The following review is courtesy of Vanessa Voskuil, Co-Founder of Live Action Set Daylight (for Minneapolis)’s ambitious pre-show performance installation conceived by Sarah Michelson takes on large painted portraits of current Walker staff, strategically placed young girls in opaque dance wear, and decorative architecture of interlaced circles. Throughout the building is one or a series […]

The following review is courtesy of Vanessa Voskuil, Co-Founder of Live Action Set

Daylight (for Minneapolis)’s ambitious pre-show performance installation conceived by Sarah Michelson takes on large painted portraits of current Walker staff, strategically placed young girls in opaque dance wear, and decorative architecture of interlaced circles. Throughout the building is one or a series of girls who are starring either towards a corner of the building or out a window. The observer is immediately drawn to where they are looking allowing her/his self to address the Walker through the performers viewpoint. The choreography is very specific and repetitive with one foot stepping in front and back of the other while hands move back and forth on the upper thighs. You leave the experience with the sense that the performers are lost and disparate in relationship to the larger portraits of Walker curators.

Michelson’s main stage choreography reads as repetitive, stark, and structurally complex much like the architecture of the Walker. The straight-faced dancers make strong, angular, and sweeping gestures with their legs and arms. An intention becomes apparent with the specifics of what is revealed and what is hidden. This is appropriately accentuated by the lighting design that blazes on and off, like the sun, redirecting the audience’s attention above, behind, or within the shallowly raked seating area which is built on the actual stage itself. Interestingly enough, Michelson chose to limit her performance space enclosing and possibly compensating her large movement when the Walker worked so intently to increase the size of the previous performance space. With no programs in hand to guide the experience until after the performance, there is a sense of disorientation and frustration made obvious by audience members trying to stand up from their corralled seats to see behind themselves followed by a premature mass exodus before a final solo performed in the dark. Obviously the dancers are not the only ones performing here.

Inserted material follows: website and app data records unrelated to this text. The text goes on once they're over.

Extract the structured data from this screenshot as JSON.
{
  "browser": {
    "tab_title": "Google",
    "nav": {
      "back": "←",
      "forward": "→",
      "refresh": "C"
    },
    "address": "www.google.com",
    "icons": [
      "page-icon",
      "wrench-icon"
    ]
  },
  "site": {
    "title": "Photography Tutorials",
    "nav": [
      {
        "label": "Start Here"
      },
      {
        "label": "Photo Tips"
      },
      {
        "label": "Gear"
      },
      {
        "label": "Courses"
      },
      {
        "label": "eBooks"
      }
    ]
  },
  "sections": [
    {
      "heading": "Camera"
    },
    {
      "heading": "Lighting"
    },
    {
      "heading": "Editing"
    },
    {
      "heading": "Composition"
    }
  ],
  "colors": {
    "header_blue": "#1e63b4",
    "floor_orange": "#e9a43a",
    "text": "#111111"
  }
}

Ivenson’s sound score, performed by a hidden band, blasts various musical genres, one after another, progressing from pop to profane rap offset by small moments of silence allowing the audience to see their clear technique and hear the breath and effort of the dancers as they spin across the floor, wave their arms faintly above their heads, kick a high leg, and at times pause for long moments while they change their reflective focus. The women are dressed sensationally in gold jewelry and evening wear while the men wear button down shirts that become increasingly wet as the dance progresses. In finale, a dancer asks, “ Roger, have you been swimming? Well? It is fine if you have.” – a self-referential comment stemming from a style of humor that is introduced with the surprising tormented Mickey Mouse appearance in the last half of the performance.